Morality of slavery and justifications used.

A response by Collounsbury in another thread re the varieties of slavery that have existed throughout history and a suggested reference work that surveys them made me wonder about the following.

Historically, has the justification for slavery used in the pre-civil war south, which IIRC centered mainly around the thesis that the blacks were essentially sub-human and thus not “people” with “human rights”, been duplicated elsewhere in history with respect to cultural rationalizations of slavery, or is it unique to that situation?

Aristotle does seem to raise the possibility that not every one who is enslaved “ought” to be enslaved, especially in cases of conquest in war.

The Nazis (and Germans in general) used the ‘sub-human’ justification with the Jews, except they considered them vermin that needed to be exterminated. While the slavery in the American south was (of course) wrong, at least they treated their slaves as valuable. Compared to the Nazis who literally worked the Jews to death, or just tried to get some work out of them before they were ‘exterminated’ (murdered).

Link?

I’m pretty sure that historically, slavery was not justified by racial superiority, but by the doctrine of “spoils to the victors” in war. The vanquished people were the victors’ to do with as they pleased.

One justification used in the South was that their slaves were better treated than the average worker in the North. They’d refer to the work force in the North at “wage slaves” and that things were no different there, just less hypocritical.

There was some superficial basis to this. If a southern slave were sick, the slave would be allowed some time to recover (as long as they didn’t suspect the slave was goofing off), while a northern factory worker would most likely be fired. A long illness – say, a broken leg – could be a death sentence for the Northern worker, but the slave – partially because he was property and thus too valuable to lose and too expensive to replace – would be given time to recover. Thus, the argument was that slavery was ultimately more humane than life for the Northern “wage slaves.”
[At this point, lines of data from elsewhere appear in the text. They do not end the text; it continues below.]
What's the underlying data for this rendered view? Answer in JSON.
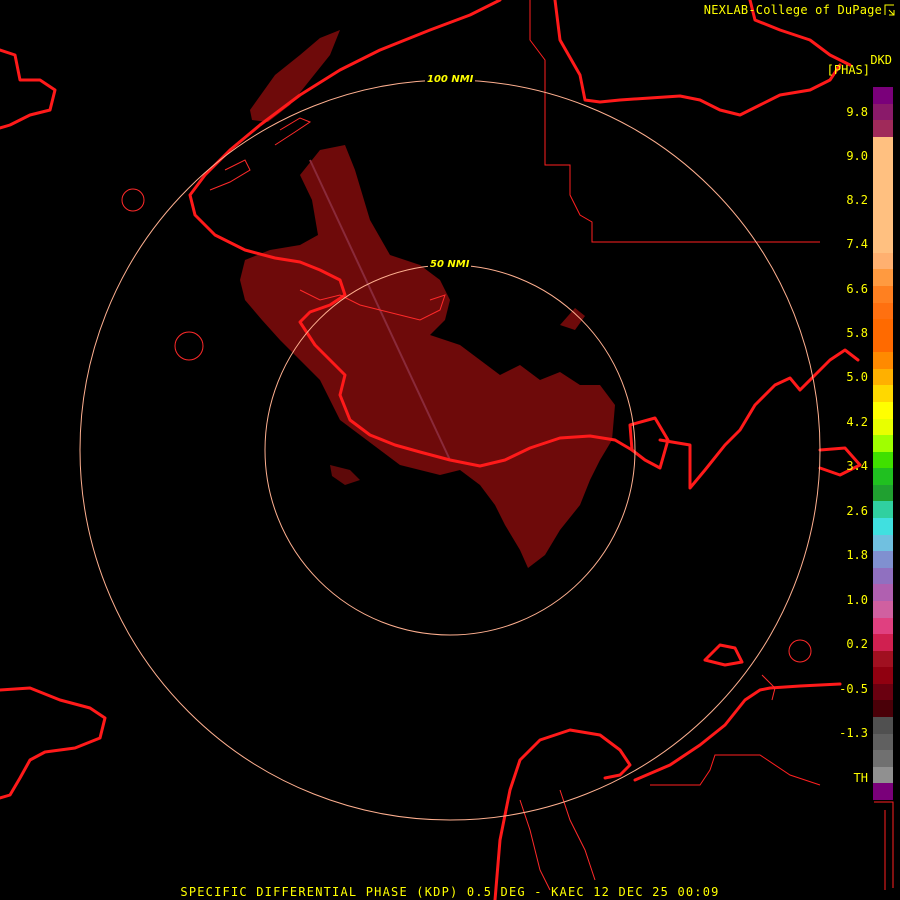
{
  "header": {
    "credit": "NEXLAB-College of DuPage",
    "product_code": "DKD",
    "units": "[PHAS]"
  },
  "rings": {
    "inner_label": "50 NMI",
    "outer_label": "100 NMI"
  },
  "legend": {
    "ticks": [
      "9.8",
      "9.0",
      "8.2",
      "7.4",
      "6.6",
      "5.8",
      "5.0",
      "4.2",
      "3.4",
      "2.6",
      "1.8",
      "1.0",
      "0.2",
      "-0.5",
      "-1.3",
      "TH"
    ]
  },
  "footer": {
    "caption": "SPECIFIC DIFFERENTIAL PHASE (KDP) 0.5 DEG - KAEC 12 DEC 25 00:09"
  },
  "colors": {
    "background": "#000000",
    "echo": "#7a0a0a",
    "coastline": "#ff1a1a",
    "range_ring": "#ffb090",
    "text": "#ffff00"
  },
  "colorbar_swatches": [
    "#7a007a",
    "#8a1a6a",
    "#a02a5a",
    "#ffc080",
    "#ffc080",
    "#ffc080",
    "#ffc080",
    "#ffc080",
    "#ffc080",
    "#ffc080",
    "#ffb070",
    "#ff9a40",
    "#ff8020",
    "#ff7010",
    "#ff6a00",
    "#ff6a00",
    "#ff8a00",
    "#ffb000",
    "#ffd800",
    "#ffff00",
    "#e8ff00",
    "#a0ff00",
    "#40e000",
    "#20c020",
    "#20a030",
    "#30d0a0",
    "#40e0e0",
    "#70c0e0",
    "#8090d0",
    "#9070c0",
    "#b060b0",
    "#d060a0",
    "#e04080",
    "#d02050",
    "#a01020",
    "#900010",
    "#6a0010",
    "#4a0008",
    "#505050",
    "#606060",
    "#707070",
    "#909090",
    "#7a007a"
  ]
}
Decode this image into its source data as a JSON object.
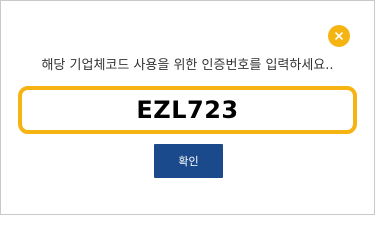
{
  "dialog": {
    "prompt": "해당 기업체코드 사용을 위한 인증번호를 입력하세요..",
    "code_value": "EZL723",
    "confirm_label": "확인",
    "close_icon": "close-icon"
  },
  "colors": {
    "accent": "#f5b412",
    "button": "#1b4a8c",
    "text": "#333333",
    "border": "#c9c9c9"
  }
}
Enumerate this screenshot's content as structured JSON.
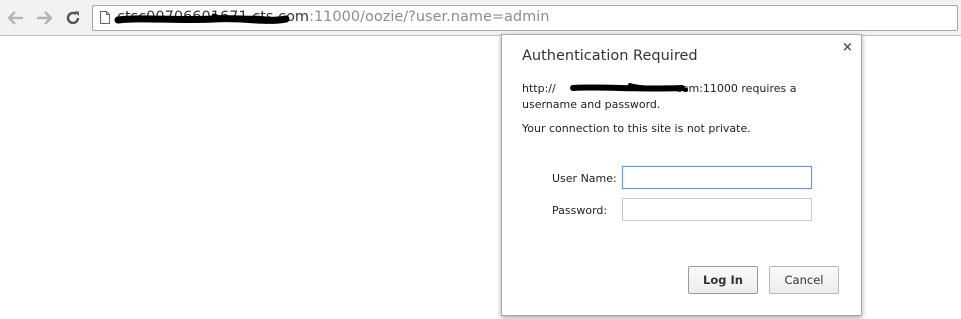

As RealityChuck said, one justification that was commonly employed by the Southern states was by comparing the living conditions of their best-treated slaves with those of the worst-treated blue-collar workers in the industrialized North. While it may be said that in the early robber-baron days of the industrial revolution unskilled laborers enjoyed few rights, this was a situation that could (and would) be eventually remedied. Once workers realized that they could organize into unions, once the federal government stepped in and instituted labor laws, the problems in the North began to go away. However, as a Southern slave, you had no such possibilities; your quality of life was totally dependant on your “master”. The essential problem with the South’s argument was that they were ignoring the basic human desire to better one’s situation through one’s actions; while the problems in the North may have been many, they were surmountable. Even if a slave had every need provided for (and I seriously doubt this was often the case), they were still disenfranchised and relegated to the lowest rung of society. Call it the “Bread and Circuses” of the 19th century.